When Iberian Jews were converted to Catholicism under duress during the Inquisition, many struggled to retain their Jewish identity in private while projecting Christian conformity in the public sphere. To root out these heretics, the courts of the Inquisition published checklists of koshering practices and "grilled" the servants, neighbors, and even the children of those suspected of practicing their religion at home.
From these testimonies and other primary sources, Gitlitz & Davidson have drawn a fascinating, award-winning picture of this precarious sense of Jewish identity and have re-created these recipes, which combine Christian & Islamic traditions in cooking lamb, beef, fish, eggplant, chickpeas, and greens and use seasonings such as saffron, mace, ginger, and cinnamon. The recipes, and the accompanying stories of the people who created them, promise to delight the adventurous palate and give insights into the foundations of modern Sephardic cuisine.

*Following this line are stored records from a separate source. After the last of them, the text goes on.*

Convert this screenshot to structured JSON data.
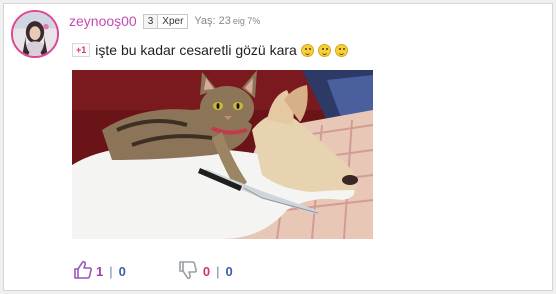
{
  "comment": {
    "username": "zeynooş00",
    "level": "3",
    "rank": "Xper",
    "age": "Yaş: 23",
    "age_ratio": "eig 7%",
    "plus_badge": "+1",
    "text": "işte bu kadar cesaretli gözü kara",
    "emoji_icons": [
      "grin-emoji-icon",
      "grin-emoji-icon",
      "grin-emoji-icon"
    ]
  },
  "votes": {
    "like_count": "1",
    "like_secondary": "0",
    "dislike_count": "0",
    "dislike_secondary": "0",
    "like_icon": "thumbs-up-icon",
    "dislike_icon": "thumbs-down-icon",
    "separator": "|"
  },
  "colors": {
    "username": "#c34bb1",
    "avatar_ring": "#e0478f",
    "like": "#a13bb0",
    "dislike": "#d6336c",
    "count_blue": "#3e5ea8"
  }
}
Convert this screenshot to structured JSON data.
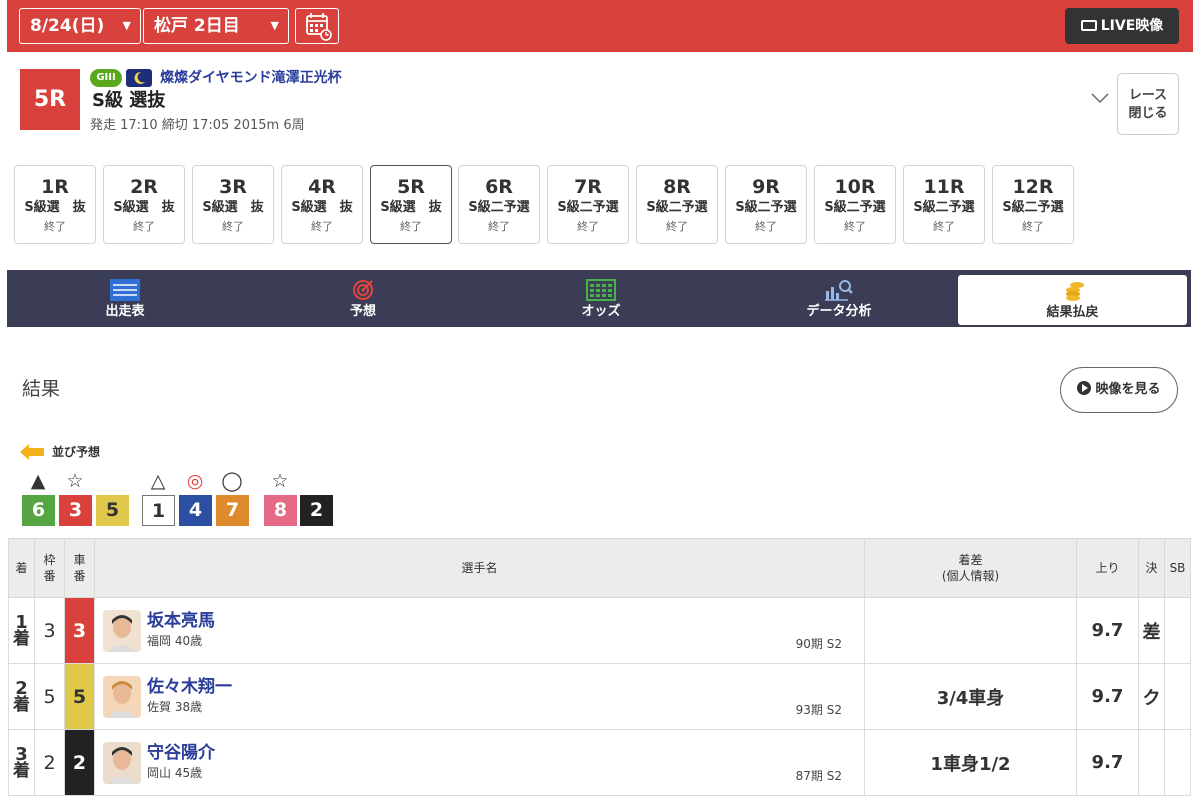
{
  "topbar": {
    "date": "8/24(日)",
    "venue_day": "松戸 2日目",
    "live_label": "LIVE映像",
    "bg_color": "#d9423c"
  },
  "race": {
    "number": "5R",
    "grade": "GIII",
    "cup_name": "燦燦ダイヤモンド滝澤正光杯",
    "class": "S級 選抜",
    "info": "発走 17:10 締切 17:05 2015m 6周",
    "close_label_1": "レース",
    "close_label_2": "閉じる"
  },
  "race_tabs": [
    {
      "num": "1R",
      "cls": "S級選　抜",
      "status": "終了"
    },
    {
      "num": "2R",
      "cls": "S級選　抜",
      "status": "終了"
    },
    {
      "num": "3R",
      "cls": "S級選　抜",
      "status": "終了"
    },
    {
      "num": "4R",
      "cls": "S級選　抜",
      "status": "終了"
    },
    {
      "num": "5R",
      "cls": "S級選　抜",
      "status": "終了"
    },
    {
      "num": "6R",
      "cls": "S級二予選",
      "status": "終了"
    },
    {
      "num": "7R",
      "cls": "S級二予選",
      "status": "終了"
    },
    {
      "num": "8R",
      "cls": "S級二予選",
      "status": "終了"
    },
    {
      "num": "9R",
      "cls": "S級二予選",
      "status": "終了"
    },
    {
      "num": "10R",
      "cls": "S級二予選",
      "status": "終了"
    },
    {
      "num": "11R",
      "cls": "S級二予選",
      "status": "終了"
    },
    {
      "num": "12R",
      "cls": "S級二予選",
      "status": "終了"
    }
  ],
  "nav": [
    {
      "label": "出走表",
      "icon": "entry-table-icon"
    },
    {
      "label": "予想",
      "icon": "target-icon"
    },
    {
      "label": "オッズ",
      "icon": "odds-board-icon"
    },
    {
      "label": "データ分析",
      "icon": "chart-search-icon"
    },
    {
      "label": "結果払戻",
      "icon": "coins-icon"
    }
  ],
  "results": {
    "title": "結果",
    "video_label": "映像を見る",
    "narabi_label": "並び予想",
    "narabi": [
      {
        "mark": "▲",
        "num": "6"
      },
      {
        "mark": "☆",
        "num": "3"
      },
      {
        "mark": "",
        "num": "5"
      },
      {
        "mark": "△",
        "num": "1"
      },
      {
        "mark": "◎",
        "num": "4"
      },
      {
        "mark": "◯",
        "num": "7"
      },
      {
        "mark": "☆",
        "num": "8"
      },
      {
        "mark": "",
        "num": "2"
      }
    ],
    "headers": {
      "rank": "着",
      "frame_1": "枠",
      "frame_2": "番",
      "car_1": "車",
      "car_2": "番",
      "name": "選手名",
      "margin_1": "着差",
      "margin_2": "(個人情報)",
      "agari": "上り",
      "kimete": "決",
      "sb": "SB"
    },
    "rows": [
      {
        "rank_num": "1",
        "rank_suffix": "着",
        "frame": "3",
        "car": "3",
        "name": "坂本亮馬",
        "info": "福岡 40歳",
        "term": "90期 S2",
        "margin": "",
        "agari": "9.7",
        "kimete": "差",
        "sb": ""
      },
      {
        "rank_num": "2",
        "rank_suffix": "着",
        "frame": "5",
        "car": "5",
        "name": "佐々木翔一",
        "info": "佐賀 38歳",
        "term": "93期 S2",
        "margin": "3/4車身",
        "agari": "9.7",
        "kimete": "ク",
        "sb": ""
      },
      {
        "rank_num": "3",
        "rank_suffix": "着",
        "frame": "2",
        "car": "2",
        "name": "守谷陽介",
        "info": "岡山 45歳",
        "term": "87期 S2",
        "margin": "1車身1/2",
        "agari": "9.7",
        "kimete": "",
        "sb": ""
      }
    ]
  },
  "colors": {
    "car_1": "#ffffff",
    "car_2": "#222222",
    "car_3": "#d9423c",
    "car_4": "#2c4fa3",
    "car_5": "#e0c94a",
    "car_6": "#55a542",
    "car_7": "#df8a2c",
    "car_8": "#e46a86"
  }
}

A husband-and-wife team of University of Rhode Island professors presents a cookbook of medieval recipes that is, more significantly, a document of religious persecution during the Spanish Inquisition. Sixteen pages of endnotes and a six-page bibliography attest to its authority. Thousands of Iberian Jews were forced to convert to Christianity in the late 15th century, and while many assimilated, others clung to earlier customs--including dietary edicts. Gitlitz and Davidson report trial testimonies in which crypto-Jews--those who secretly struggled to maintain their Jewish identity and customs--were betrayed by what they ate, what they wouldn't eat and how their food was prepared. Recipes reconstructed for today's kitchens include dishes such as Isabel Gonzalez's Eggplant and Onion Stew and Blanca Ramierez's Meatball Stew. Another revealing dish is Radishes and Stuffed Crop, skin from chicken necks stuffed with radishes and herbs. Many meals reflect a fondness for the sweetness of honey and the savory blend of herbs and spices. They range from Mayor Gonzalez's Cold White Lamb Casserole, made with rose water, cinnamon and almond milk, to five different matzas, including one with mashed chestnuts. Gitlitz and Davidson offer an erudite look into both culinary and Jewish history.